Further, as seen in:

Wyoming Oil Spill Hints At Niobrara Shale's Potential; concerning: "Cheyenne, Wyoming: Word is out that a well in southeast Wyoming has tapped oil from the Niobrara Shale – not from a company news release or government records, but from 15 acres of ranch land blackened by an oil spill";

it hasn't taken long for those oil companies to get back to their sloppy ways.)

In summary, ... we believe that a two-stage hydrogenation process can be employed to produce a high density turbine fuel that meets the requirements of the U.S. Air Force.

This premise is based on the observation that the process intermediates from hydrogenation contain high concentrations of dicyclic alkanes and indanes/tetralins, compounds that are necessary for the production of a high-density aviation turbine fuel."

----------------------

And, thus, if we did want to put ourselves out a bit, and perform a "two-stage hydrogenation process" on Coal liquids, just as is commonly done in many oil refineries to upgrade "heavy" crude natural petroleum, we couldmake a perfectly-acceptable "high density turbine fuel that meets the requirements of the U.S. Air Force" out of Coal.

Note, as well, the mention of "tetralin"s, which is the hydrogenated version of the primary Coal oil, Naphthalene, that has been employed, as seen in:

WVU Hydrogenates Coal Tar | Research & Development; concerning: "Hydrogenation of Naphthalene; Abhijit Bhagavatula; Thesis submitted to the College of Engineering and Mineral Resources at West Virginia University; West Virginia. 2009' Abstract: The hydrogenation of naphthalene and coal-tar distillates has been carried out ...  to hydrogenate coal-derived solvents (for) the conversion of coal to ... hydrocarbons, from which liquid fuels such as gasoline, diesel, kerosene, etc., can be produced.

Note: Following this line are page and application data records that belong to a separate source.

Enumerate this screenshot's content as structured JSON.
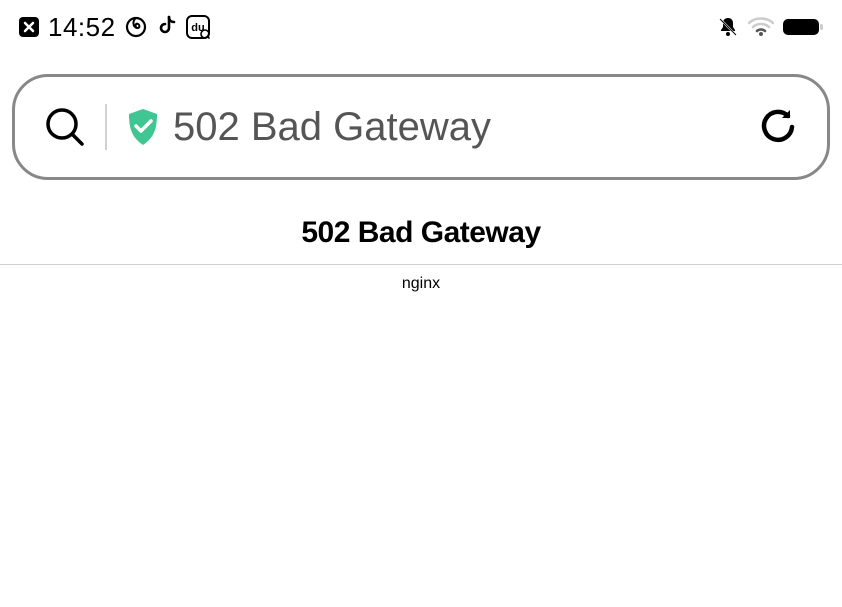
{
  "status_bar": {
    "time": "14:52"
  },
  "address_bar": {
    "page_title": "502 Bad Gateway"
  },
  "page": {
    "error_heading": "502 Bad Gateway",
    "server": "nginx"
  },
  "colors": {
    "shield_green": "#3fc692",
    "border_gray": "#888888",
    "text_gray": "#555555"
  }
}
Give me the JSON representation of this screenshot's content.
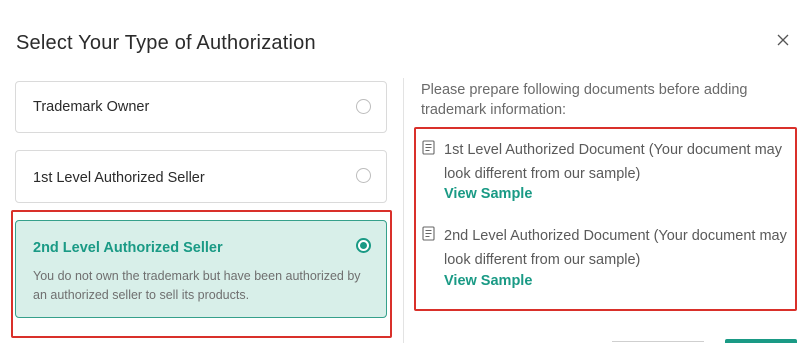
{
  "dialog": {
    "title": "Select Your Type of Authorization",
    "close_icon": "close-icon"
  },
  "options": [
    {
      "label": "Trademark Owner",
      "selected": false
    },
    {
      "label": "1st Level Authorized Seller",
      "selected": false
    },
    {
      "label": "2nd Level Authorized Seller",
      "selected": true,
      "description": "You do not own the trademark but have been authorized by an authorized seller to sell its products."
    }
  ],
  "documents": {
    "intro": "Please prepare following documents before adding trademark information:",
    "items": [
      {
        "icon": "document-icon",
        "text": "1st Level Authorized Document (Your document may look different from our sample)",
        "link": "View Sample"
      },
      {
        "icon": "document-icon",
        "text": "2nd Level Authorized Document (Your document may look different from our sample)",
        "link": "View Sample"
      }
    ]
  },
  "colors": {
    "accent": "#1a9a85",
    "selected_bg": "#d8efe9",
    "highlight": "#d9302a"
  }
}
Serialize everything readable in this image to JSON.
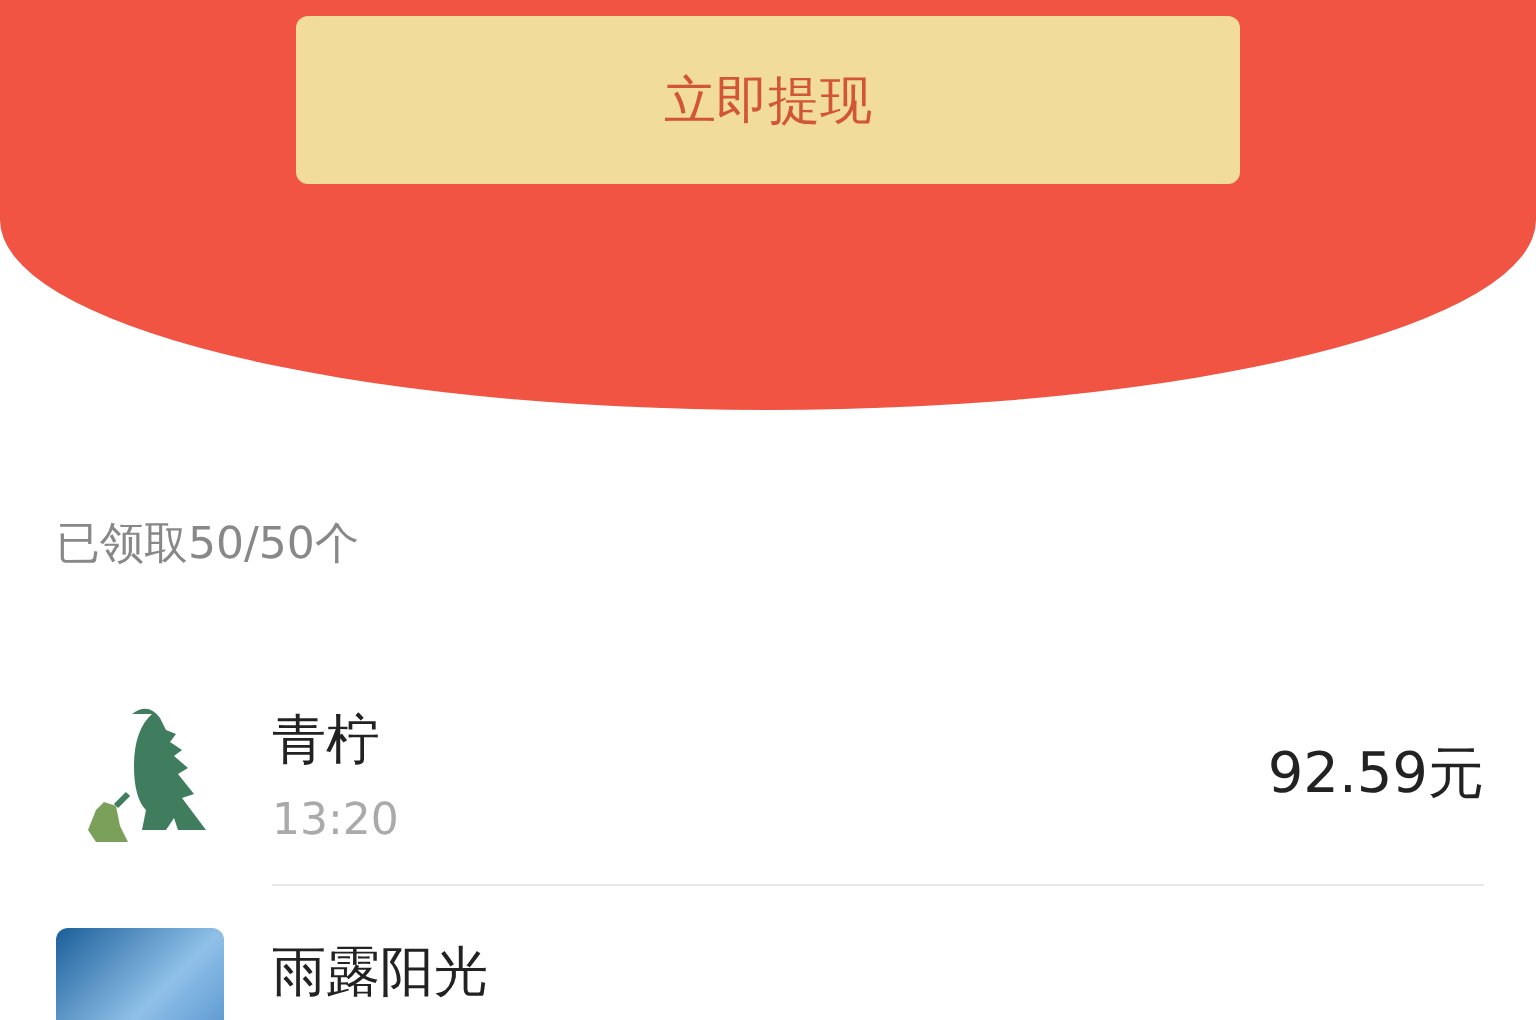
{
  "header": {
    "button": "立即提现"
  },
  "summary": "已领取50/50个",
  "records": [
    {
      "kind": "cartoon",
      "name": "青柠",
      "time": "13:20",
      "amount": "92.59元"
    },
    {
      "kind": "photo",
      "name": "雨露阳光"
    }
  ]
}
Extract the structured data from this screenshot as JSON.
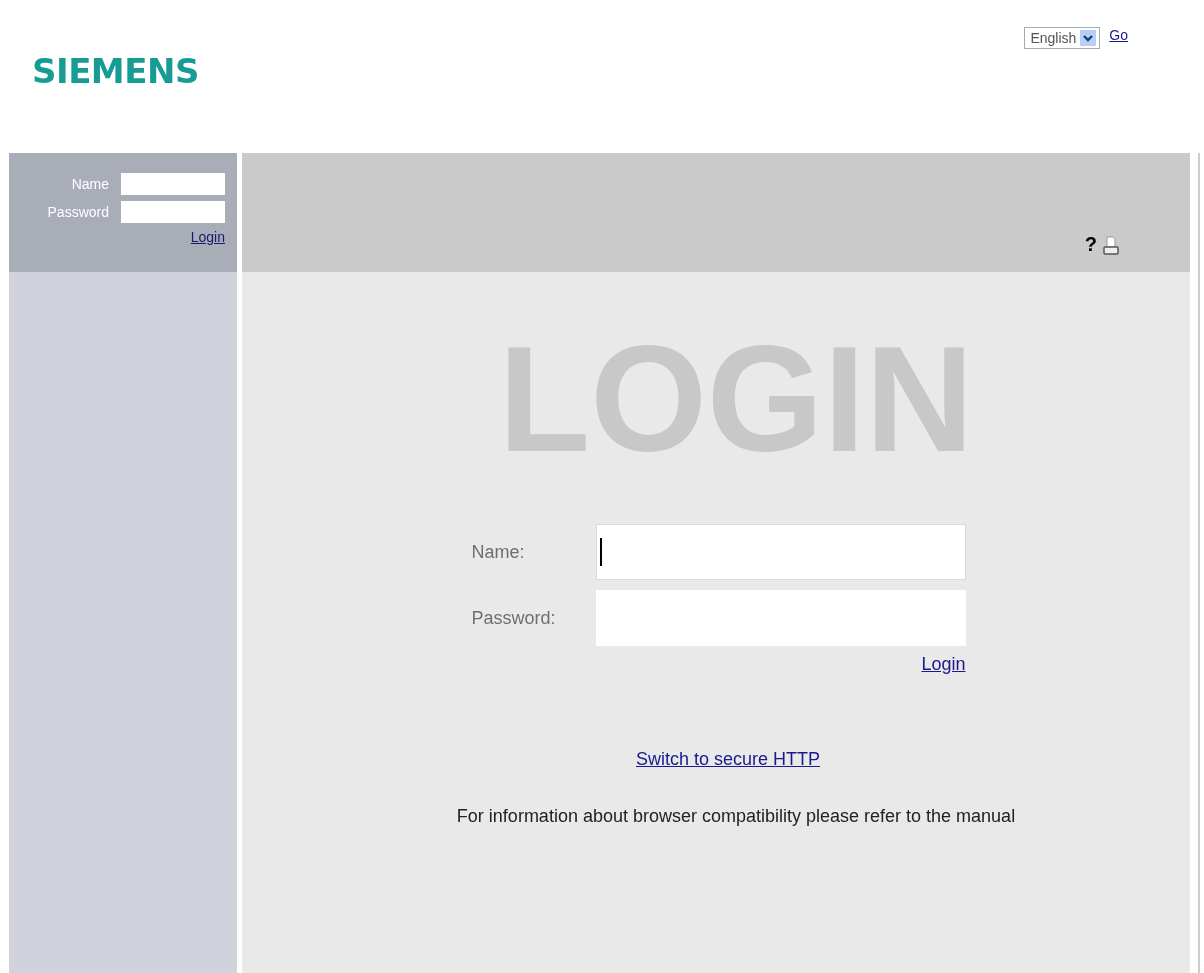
{
  "header": {
    "logo": "SIEMENS",
    "language": {
      "value": "English"
    },
    "go_link": "Go"
  },
  "sidebar": {
    "fields": [
      {
        "label": "Name"
      },
      {
        "label": "Password"
      }
    ],
    "login_link": "Login"
  },
  "toolbar": {
    "help": "?"
  },
  "main": {
    "watermark": "LOGIN",
    "fields": [
      {
        "label": "Name:",
        "focused": true
      },
      {
        "label": "Password:",
        "focused": false
      }
    ],
    "login_link": "Login",
    "secure_link": "Switch to secure HTTP",
    "info": "For information about browser compatibility please refer to the manual"
  }
}
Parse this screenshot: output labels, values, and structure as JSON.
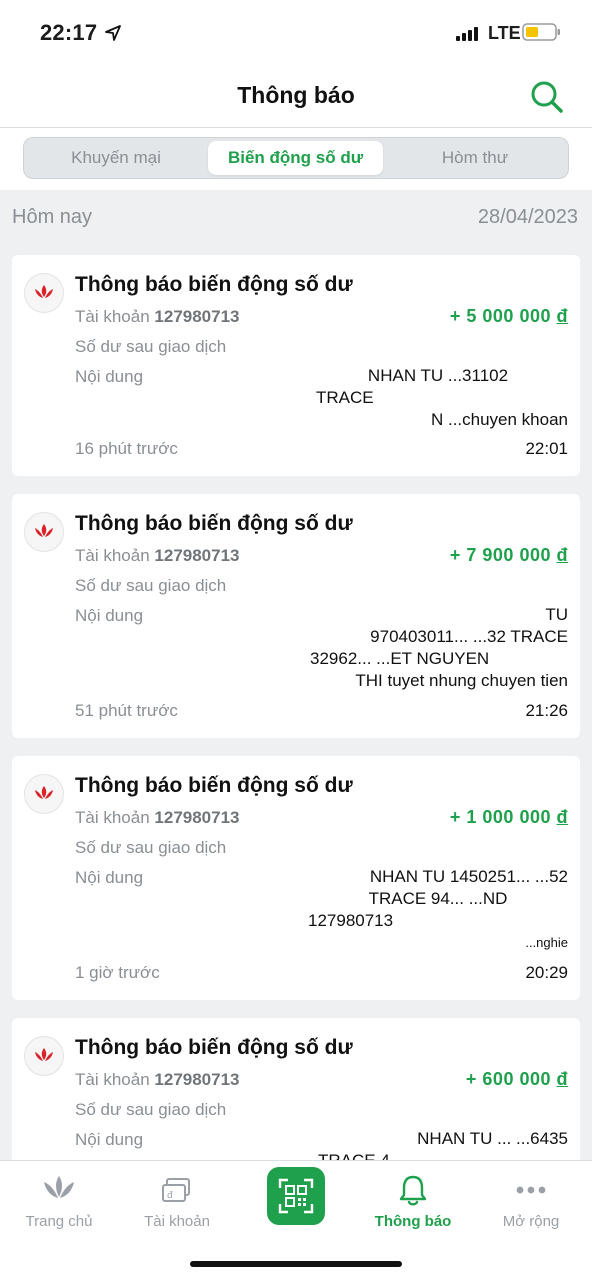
{
  "status_bar": {
    "time": "22:17",
    "network": "LTE"
  },
  "header": {
    "title": "Thông báo"
  },
  "tabs": [
    {
      "label": "Khuyến mại"
    },
    {
      "label": "Biến động số dư"
    },
    {
      "label": "Hòm thư"
    }
  ],
  "date_row": {
    "left": "Hôm nay",
    "right": "28/04/2023"
  },
  "labels": {
    "account": "Tài khoản",
    "balance_after": "Số dư sau giao dịch",
    "content": "Nội dung"
  },
  "cards": [
    {
      "title": "Thông báo biến động số dư",
      "account_number": "127980713",
      "amount": "+ 5 000 000",
      "currency": "đ",
      "balance_value": "",
      "content_lines": [
        "NHAN TU          ...31102",
        "TRACE",
        "N      ...chuyen khoan"
      ],
      "ago": "16 phút trước",
      "time": "22:01"
    },
    {
      "title": "Thông báo biến động số dư",
      "account_number": "127980713",
      "amount": "+ 7 900 000",
      "currency": "đ",
      "balance_value": "",
      "content_lines": [
        "TU",
        "970403011...   ...32 TRACE",
        "32962...   ...ET NGUYEN",
        "THI tuyet nhung chuyen tien"
      ],
      "ago": "51 phút trước",
      "time": "21:26"
    },
    {
      "title": "Thông báo biến động số dư",
      "account_number": "127980713",
      "amount": "+ 1 000 000",
      "currency": "đ",
      "balance_value": "",
      "content_lines": [
        "NHAN TU 1450251...   ...52",
        "TRACE 94...   ...ND",
        "127980713",
        "...nghie"
      ],
      "ago": "1 giờ trước",
      "time": "20:29"
    },
    {
      "title": "Thông báo biến động số dư",
      "account_number": "127980713",
      "amount": "+ 600 000",
      "currency": "đ",
      "balance_value": "",
      "content_lines": [
        "NHAN TU ...   ...6435",
        "TRACE 4"
      ],
      "ago": "",
      "time": ""
    }
  ],
  "bottom_nav": [
    {
      "label": "Trang chủ",
      "icon": "lotus-icon"
    },
    {
      "label": "Tài khoản",
      "icon": "card-icon"
    },
    {
      "label": "",
      "icon": "qr-scan-icon"
    },
    {
      "label": "Thông báo",
      "icon": "bell-icon"
    },
    {
      "label": "Mở rộng",
      "icon": "more-dots-icon"
    }
  ],
  "colors": {
    "accent": "#1fa04c",
    "brand_red": "#d8232a",
    "background": "#eef0f2"
  }
}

Tetralin... was used as a hydrogen donor for this process";

by West Virginia University in their "West Virginia Process" for the direct liquefaction of Coal, wherein they can make "gasoline, diesel (and) kerosene out of Coal, in addition to, as herein, Wyoming's "high density turbine fuel", that, if a "a two-stage hydrogenation process" were used to make it, out of Coal, would meet "the requirements of the U.S. Air Force".


West Virginia Coal Association - PO Box 3923 - Charleston, WV 25339 | 304-342-4153 | website developed by brickswithoutstraw